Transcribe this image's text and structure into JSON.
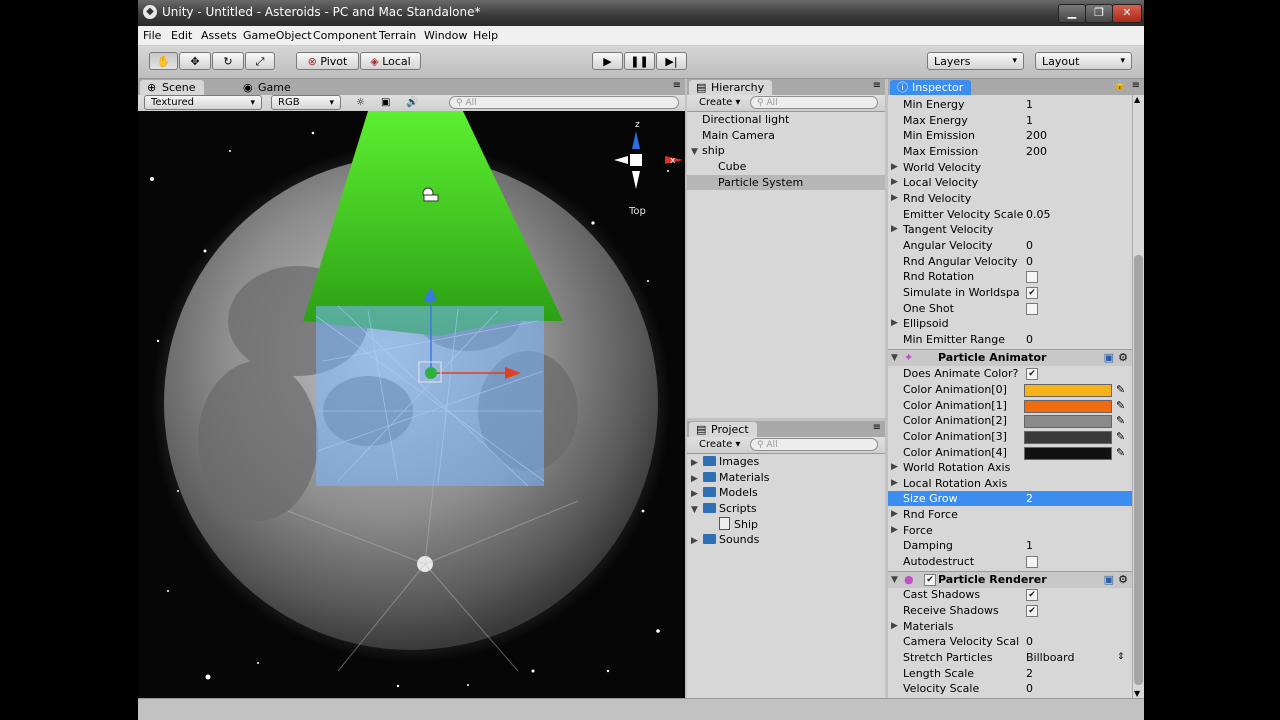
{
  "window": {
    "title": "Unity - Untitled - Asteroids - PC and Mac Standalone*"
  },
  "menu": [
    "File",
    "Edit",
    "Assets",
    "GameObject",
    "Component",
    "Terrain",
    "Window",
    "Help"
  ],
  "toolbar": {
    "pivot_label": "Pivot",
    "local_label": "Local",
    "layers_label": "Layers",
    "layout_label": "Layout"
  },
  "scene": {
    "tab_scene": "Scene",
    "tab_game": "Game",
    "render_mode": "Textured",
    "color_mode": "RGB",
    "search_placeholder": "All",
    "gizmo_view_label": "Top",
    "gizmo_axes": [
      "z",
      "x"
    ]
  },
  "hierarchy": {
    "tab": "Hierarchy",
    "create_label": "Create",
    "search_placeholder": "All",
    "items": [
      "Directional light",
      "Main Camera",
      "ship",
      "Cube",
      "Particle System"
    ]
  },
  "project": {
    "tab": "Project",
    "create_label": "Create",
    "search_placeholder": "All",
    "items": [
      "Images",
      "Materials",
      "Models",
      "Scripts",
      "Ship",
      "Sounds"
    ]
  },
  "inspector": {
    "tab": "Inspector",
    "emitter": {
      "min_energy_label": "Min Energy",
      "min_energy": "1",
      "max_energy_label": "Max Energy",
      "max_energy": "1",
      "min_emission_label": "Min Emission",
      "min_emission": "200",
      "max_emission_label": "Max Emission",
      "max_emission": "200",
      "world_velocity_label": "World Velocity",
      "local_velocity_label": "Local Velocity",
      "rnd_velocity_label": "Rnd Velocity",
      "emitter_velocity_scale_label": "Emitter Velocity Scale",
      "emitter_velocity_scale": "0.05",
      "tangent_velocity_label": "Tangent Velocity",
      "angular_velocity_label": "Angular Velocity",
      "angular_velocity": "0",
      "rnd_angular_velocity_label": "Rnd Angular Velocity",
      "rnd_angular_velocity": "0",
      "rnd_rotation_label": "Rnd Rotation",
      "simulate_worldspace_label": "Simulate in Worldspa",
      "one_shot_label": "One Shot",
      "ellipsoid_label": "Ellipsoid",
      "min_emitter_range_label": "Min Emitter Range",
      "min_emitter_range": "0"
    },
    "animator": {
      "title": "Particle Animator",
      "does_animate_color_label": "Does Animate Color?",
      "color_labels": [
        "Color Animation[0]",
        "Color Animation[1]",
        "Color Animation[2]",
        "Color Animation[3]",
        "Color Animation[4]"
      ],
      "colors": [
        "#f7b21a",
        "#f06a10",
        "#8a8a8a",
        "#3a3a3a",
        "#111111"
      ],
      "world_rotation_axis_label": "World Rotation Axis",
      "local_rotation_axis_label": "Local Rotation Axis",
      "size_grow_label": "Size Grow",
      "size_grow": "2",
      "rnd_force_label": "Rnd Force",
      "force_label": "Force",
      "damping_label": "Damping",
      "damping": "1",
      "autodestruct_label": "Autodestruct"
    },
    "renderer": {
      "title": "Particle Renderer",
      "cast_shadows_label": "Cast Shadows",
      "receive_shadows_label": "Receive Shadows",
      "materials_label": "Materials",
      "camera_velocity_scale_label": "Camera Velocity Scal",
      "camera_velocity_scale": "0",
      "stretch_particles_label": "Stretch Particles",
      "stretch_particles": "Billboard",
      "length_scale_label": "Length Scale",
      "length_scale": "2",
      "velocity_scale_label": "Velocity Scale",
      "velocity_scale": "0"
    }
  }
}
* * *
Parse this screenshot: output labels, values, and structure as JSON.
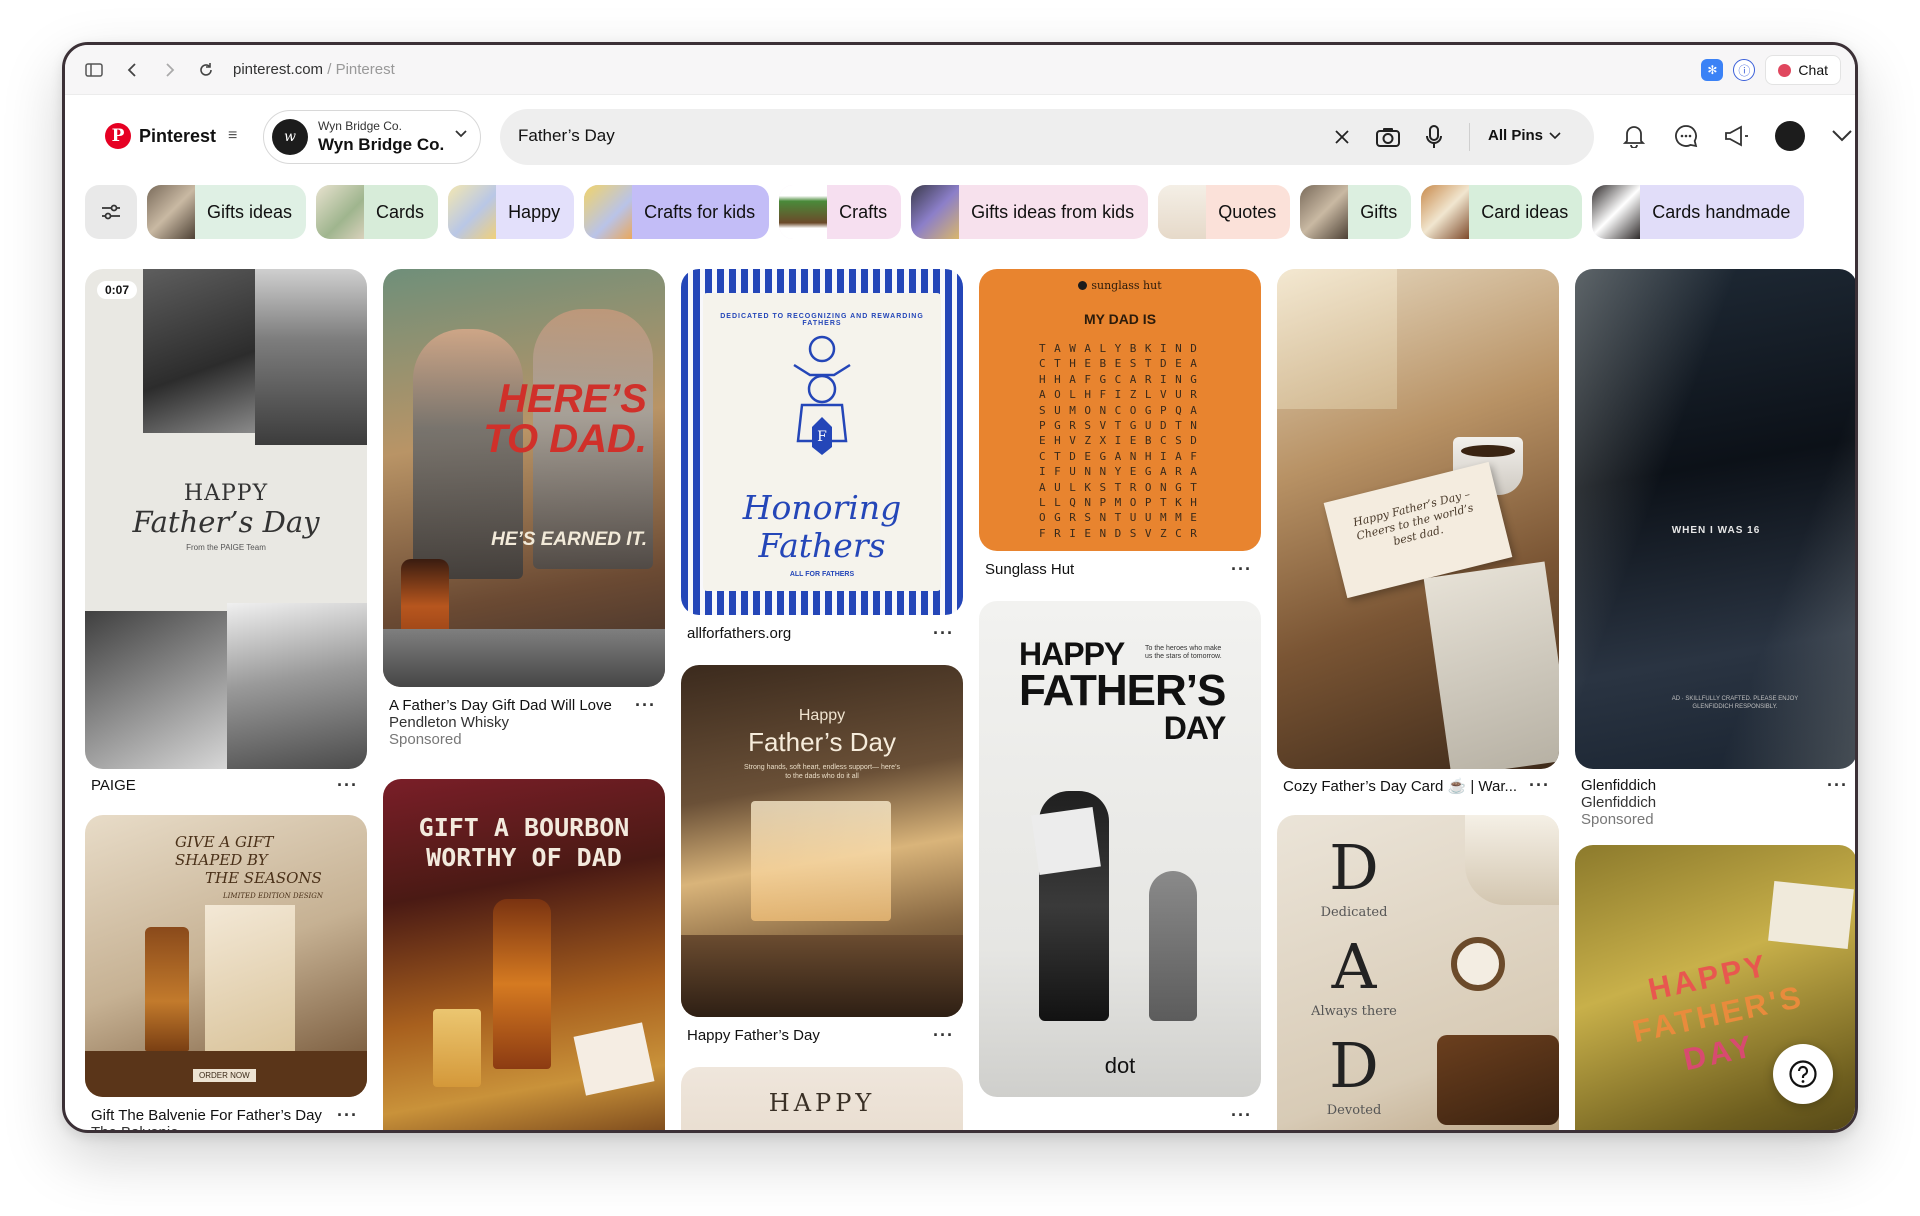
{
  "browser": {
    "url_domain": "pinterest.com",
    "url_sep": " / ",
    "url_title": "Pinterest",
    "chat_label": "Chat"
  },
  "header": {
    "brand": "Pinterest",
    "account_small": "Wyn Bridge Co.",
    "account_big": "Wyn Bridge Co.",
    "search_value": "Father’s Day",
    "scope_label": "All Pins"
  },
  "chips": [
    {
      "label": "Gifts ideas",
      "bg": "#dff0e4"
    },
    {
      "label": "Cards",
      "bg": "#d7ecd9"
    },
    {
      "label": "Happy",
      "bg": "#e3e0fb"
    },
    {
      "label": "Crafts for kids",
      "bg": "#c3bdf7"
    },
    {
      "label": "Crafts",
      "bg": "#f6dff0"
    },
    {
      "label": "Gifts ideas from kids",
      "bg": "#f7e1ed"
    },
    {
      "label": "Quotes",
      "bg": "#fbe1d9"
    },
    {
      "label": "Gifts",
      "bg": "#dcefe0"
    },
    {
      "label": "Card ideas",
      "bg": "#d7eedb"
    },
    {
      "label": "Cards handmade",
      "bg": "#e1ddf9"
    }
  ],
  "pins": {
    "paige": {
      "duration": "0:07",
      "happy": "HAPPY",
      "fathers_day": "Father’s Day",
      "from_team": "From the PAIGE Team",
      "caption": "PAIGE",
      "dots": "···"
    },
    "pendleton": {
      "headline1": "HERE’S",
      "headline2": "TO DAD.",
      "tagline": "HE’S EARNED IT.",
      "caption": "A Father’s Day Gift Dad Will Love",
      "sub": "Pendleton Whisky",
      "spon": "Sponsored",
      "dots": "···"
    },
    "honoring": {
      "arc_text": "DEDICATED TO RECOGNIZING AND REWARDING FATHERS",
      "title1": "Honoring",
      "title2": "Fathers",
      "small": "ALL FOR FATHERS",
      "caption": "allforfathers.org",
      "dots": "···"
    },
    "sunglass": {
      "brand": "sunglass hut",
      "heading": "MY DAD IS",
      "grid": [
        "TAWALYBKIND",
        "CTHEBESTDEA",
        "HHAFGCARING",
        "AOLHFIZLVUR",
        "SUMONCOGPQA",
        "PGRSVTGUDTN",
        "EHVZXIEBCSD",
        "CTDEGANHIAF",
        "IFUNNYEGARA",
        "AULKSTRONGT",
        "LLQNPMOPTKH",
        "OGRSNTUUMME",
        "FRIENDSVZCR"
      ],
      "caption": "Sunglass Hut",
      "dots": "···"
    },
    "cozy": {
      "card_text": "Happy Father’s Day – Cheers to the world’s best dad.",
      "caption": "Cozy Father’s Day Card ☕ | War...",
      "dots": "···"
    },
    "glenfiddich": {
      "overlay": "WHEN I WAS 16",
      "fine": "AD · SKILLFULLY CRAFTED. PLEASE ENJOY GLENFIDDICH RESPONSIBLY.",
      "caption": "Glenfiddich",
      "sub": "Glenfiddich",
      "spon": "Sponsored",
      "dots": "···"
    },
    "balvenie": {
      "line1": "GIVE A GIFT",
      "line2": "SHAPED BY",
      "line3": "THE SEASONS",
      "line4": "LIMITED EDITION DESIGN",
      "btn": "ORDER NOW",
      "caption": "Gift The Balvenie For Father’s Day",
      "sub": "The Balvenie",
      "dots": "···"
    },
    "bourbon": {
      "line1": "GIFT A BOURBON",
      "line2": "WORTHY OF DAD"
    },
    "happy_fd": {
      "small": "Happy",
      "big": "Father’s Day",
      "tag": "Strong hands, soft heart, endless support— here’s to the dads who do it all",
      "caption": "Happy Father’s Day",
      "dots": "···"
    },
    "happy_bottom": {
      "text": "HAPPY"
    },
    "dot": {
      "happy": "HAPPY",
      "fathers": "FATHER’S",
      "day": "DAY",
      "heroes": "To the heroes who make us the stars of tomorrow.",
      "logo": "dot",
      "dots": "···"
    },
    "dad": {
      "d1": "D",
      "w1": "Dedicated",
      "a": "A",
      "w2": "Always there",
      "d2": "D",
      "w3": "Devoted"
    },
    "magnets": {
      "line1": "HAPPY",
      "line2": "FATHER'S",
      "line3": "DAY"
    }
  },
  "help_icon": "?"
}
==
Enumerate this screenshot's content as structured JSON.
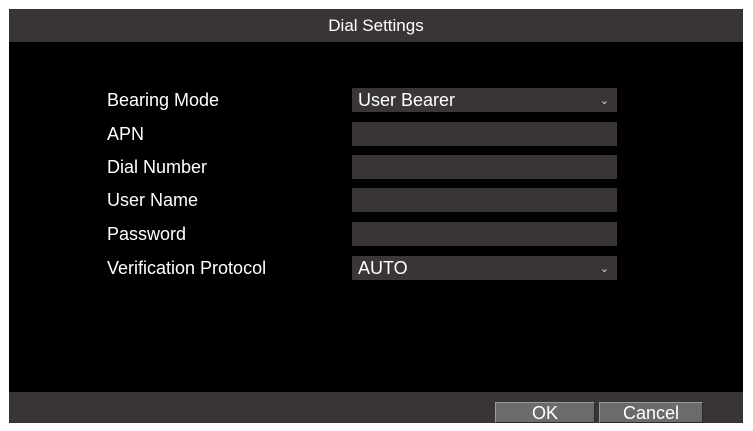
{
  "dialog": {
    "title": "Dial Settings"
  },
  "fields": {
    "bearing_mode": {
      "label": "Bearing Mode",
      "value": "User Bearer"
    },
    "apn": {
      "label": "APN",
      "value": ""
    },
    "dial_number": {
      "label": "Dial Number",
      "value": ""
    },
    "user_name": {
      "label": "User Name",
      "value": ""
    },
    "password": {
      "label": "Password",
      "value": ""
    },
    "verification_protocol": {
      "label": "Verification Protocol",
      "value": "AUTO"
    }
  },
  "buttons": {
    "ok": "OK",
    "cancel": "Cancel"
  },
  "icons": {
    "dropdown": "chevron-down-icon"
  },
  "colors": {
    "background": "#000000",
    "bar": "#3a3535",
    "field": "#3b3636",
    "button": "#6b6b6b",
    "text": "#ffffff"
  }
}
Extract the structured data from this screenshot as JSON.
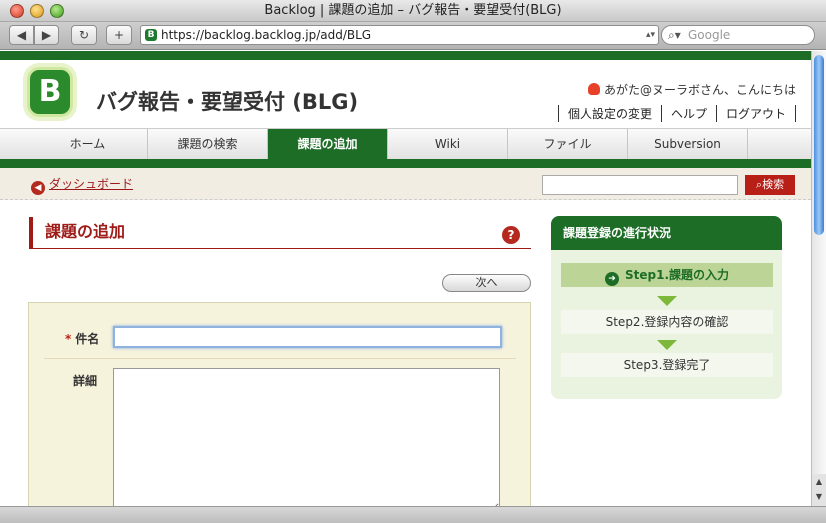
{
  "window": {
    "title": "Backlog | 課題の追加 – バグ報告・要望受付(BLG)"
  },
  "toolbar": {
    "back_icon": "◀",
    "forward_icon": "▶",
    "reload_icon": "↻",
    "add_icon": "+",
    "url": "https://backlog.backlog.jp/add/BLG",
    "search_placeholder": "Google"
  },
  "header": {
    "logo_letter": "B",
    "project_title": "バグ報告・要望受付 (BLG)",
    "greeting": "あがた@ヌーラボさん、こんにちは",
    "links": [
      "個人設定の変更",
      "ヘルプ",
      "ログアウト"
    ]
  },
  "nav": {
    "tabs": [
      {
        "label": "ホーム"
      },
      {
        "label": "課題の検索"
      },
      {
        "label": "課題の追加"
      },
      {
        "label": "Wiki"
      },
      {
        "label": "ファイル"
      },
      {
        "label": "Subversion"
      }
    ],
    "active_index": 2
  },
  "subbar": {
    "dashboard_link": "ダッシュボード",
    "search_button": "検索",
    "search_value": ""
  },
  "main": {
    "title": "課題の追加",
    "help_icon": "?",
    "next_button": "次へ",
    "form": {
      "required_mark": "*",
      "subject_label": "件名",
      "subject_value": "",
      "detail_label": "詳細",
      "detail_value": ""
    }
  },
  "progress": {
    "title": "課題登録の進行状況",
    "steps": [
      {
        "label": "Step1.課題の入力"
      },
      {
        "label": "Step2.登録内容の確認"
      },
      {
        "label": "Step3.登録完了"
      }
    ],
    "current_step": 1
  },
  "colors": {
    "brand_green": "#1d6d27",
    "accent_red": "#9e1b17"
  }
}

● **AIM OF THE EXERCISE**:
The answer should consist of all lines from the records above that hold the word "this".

● **SOLUTION TO THE EXERCISE**:
Transcribe this image's text and structure into JSON.
Parse this screenshot: output labels, values, and structure as JSON.
Enumerate this screenshot's content as structured JSON.
Extract the structured data from this screenshot as JSON.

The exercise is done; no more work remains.